* Work required
In the following material, identify every line holding the string "name" and return it.

Segment Start: Data in this exercise

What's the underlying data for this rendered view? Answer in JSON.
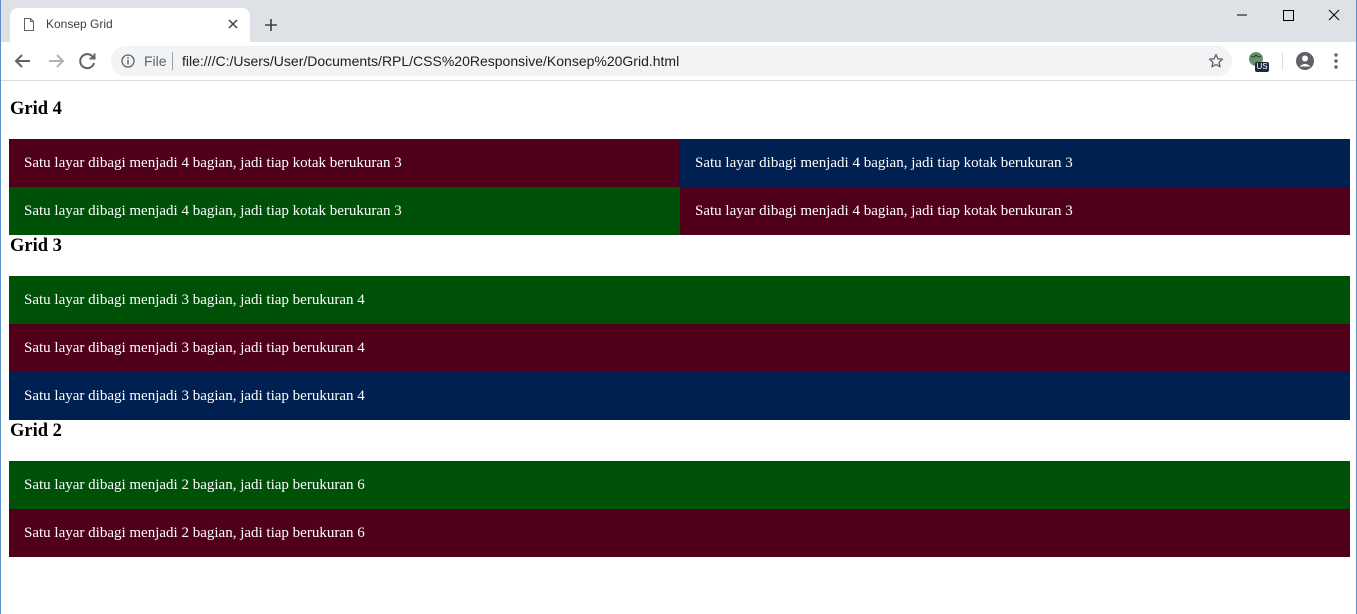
{
  "browser": {
    "tab_title": "Konsep Grid",
    "omnibox_scheme": "File",
    "url": "file:///C:/Users/User/Documents/RPL/CSS%20Responsive/Konsep%20Grid.html",
    "extension_badge": "US",
    "icons": [
      "document-icon",
      "close-icon",
      "plus-icon",
      "minimize-icon",
      "maximize-icon",
      "window-close-icon",
      "back-arrow-icon",
      "forward-arrow-icon",
      "reload-icon",
      "info-icon",
      "star-icon",
      "extension-globe-icon",
      "profile-icon",
      "menu-dots-icon"
    ]
  },
  "colors": {
    "maroon": "#51001c",
    "navy": "#002051",
    "green": "#005108"
  },
  "page": {
    "grid4": {
      "heading": "Grid 4",
      "rows": [
        [
          "Satu layar dibagi menjadi 4 bagian, jadi tiap kotak berukuran 3",
          "Satu layar dibagi menjadi 4 bagian, jadi tiap kotak berukuran 3"
        ],
        [
          "Satu layar dibagi menjadi 4 bagian, jadi tiap kotak berukuran 3",
          "Satu layar dibagi menjadi 4 bagian, jadi tiap kotak berukuran 3"
        ]
      ]
    },
    "grid3": {
      "heading": "Grid 3",
      "rows": [
        "Satu layar dibagi menjadi 3 bagian, jadi tiap berukuran 4",
        "Satu layar dibagi menjadi 3 bagian, jadi tiap berukuran 4",
        "Satu layar dibagi menjadi 3 bagian, jadi tiap berukuran 4"
      ]
    },
    "grid2": {
      "heading": "Grid 2",
      "rows": [
        "Satu layar dibagi menjadi 2 bagian, jadi tiap berukuran 6",
        "Satu layar dibagi menjadi 2 bagian, jadi tiap berukuran 6"
      ]
    }
  }
}
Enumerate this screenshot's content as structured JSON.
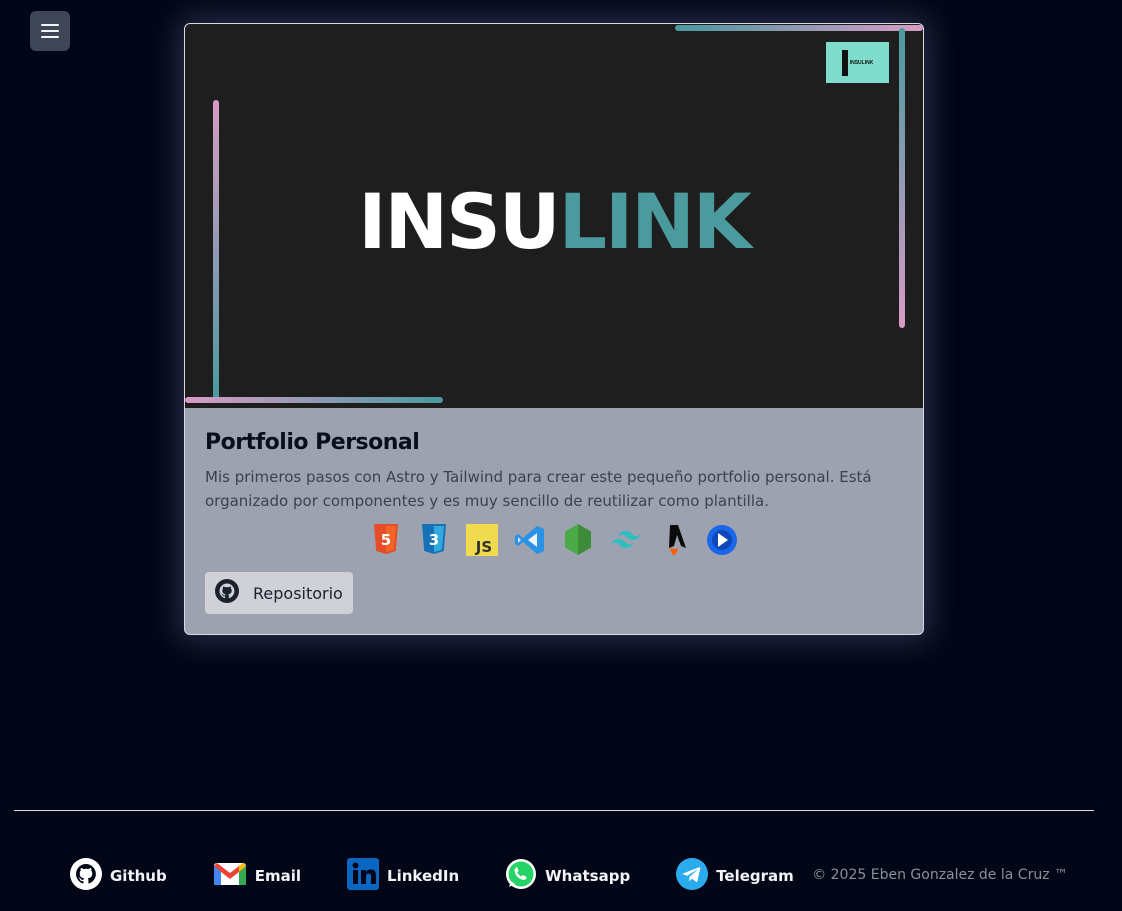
{
  "menu": {
    "icon": "hamburger-icon"
  },
  "project": {
    "banner": {
      "title_part1": "INSU",
      "title_part2": "LINK",
      "mini_logo_text": "INSULINK",
      "accent_teal": "#4a9a9e",
      "accent_pink": "#d89bc6"
    },
    "title": "Portfolio Personal",
    "description": "Mis primeros pasos con Astro y Tailwind para crear este pequeño portfolio personal. Está organizado por componentes y es muy sencillo de reutilizar como plantilla.",
    "technologies": [
      {
        "name": "html5-icon",
        "label": "5",
        "color": "#e44d26"
      },
      {
        "name": "css3-icon",
        "label": "3",
        "color": "#1c6cea"
      },
      {
        "name": "javascript-icon",
        "label": "JS",
        "color": "#f0db4f"
      },
      {
        "name": "vscode-icon",
        "label": "",
        "color": "#2a92e5"
      },
      {
        "name": "nodejs-icon",
        "label": "",
        "color": "#4ca947"
      },
      {
        "name": "tailwind-icon",
        "label": "",
        "color": "#2fbdc1"
      },
      {
        "name": "astro-icon",
        "label": "",
        "color": "#000000"
      },
      {
        "name": "powerpoint-icon",
        "label": "",
        "color": "#1a67ea"
      }
    ],
    "repo_button": {
      "label": "Repositorio",
      "icon": "github-icon"
    }
  },
  "footer": {
    "links": [
      {
        "label": "Github",
        "icon": "github-icon"
      },
      {
        "label": "Email",
        "icon": "gmail-icon"
      },
      {
        "label": "LinkedIn",
        "icon": "linkedin-icon"
      },
      {
        "label": "Whatsapp",
        "icon": "whatsapp-icon"
      },
      {
        "label": "Telegram",
        "icon": "telegram-icon"
      }
    ],
    "copyright": "© 2025 Eben Gonzalez de la Cruz ™"
  }
}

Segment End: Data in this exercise

* Final answer
        "name": "html5-icon",
        "name": "css3-icon",
        "name": "javascript-icon",
        "name": "vscode-icon",
        "name": "nodejs-icon",
        "name": "tailwind-icon",
        "name": "astro-icon",
        "name": "powerpoint-icon",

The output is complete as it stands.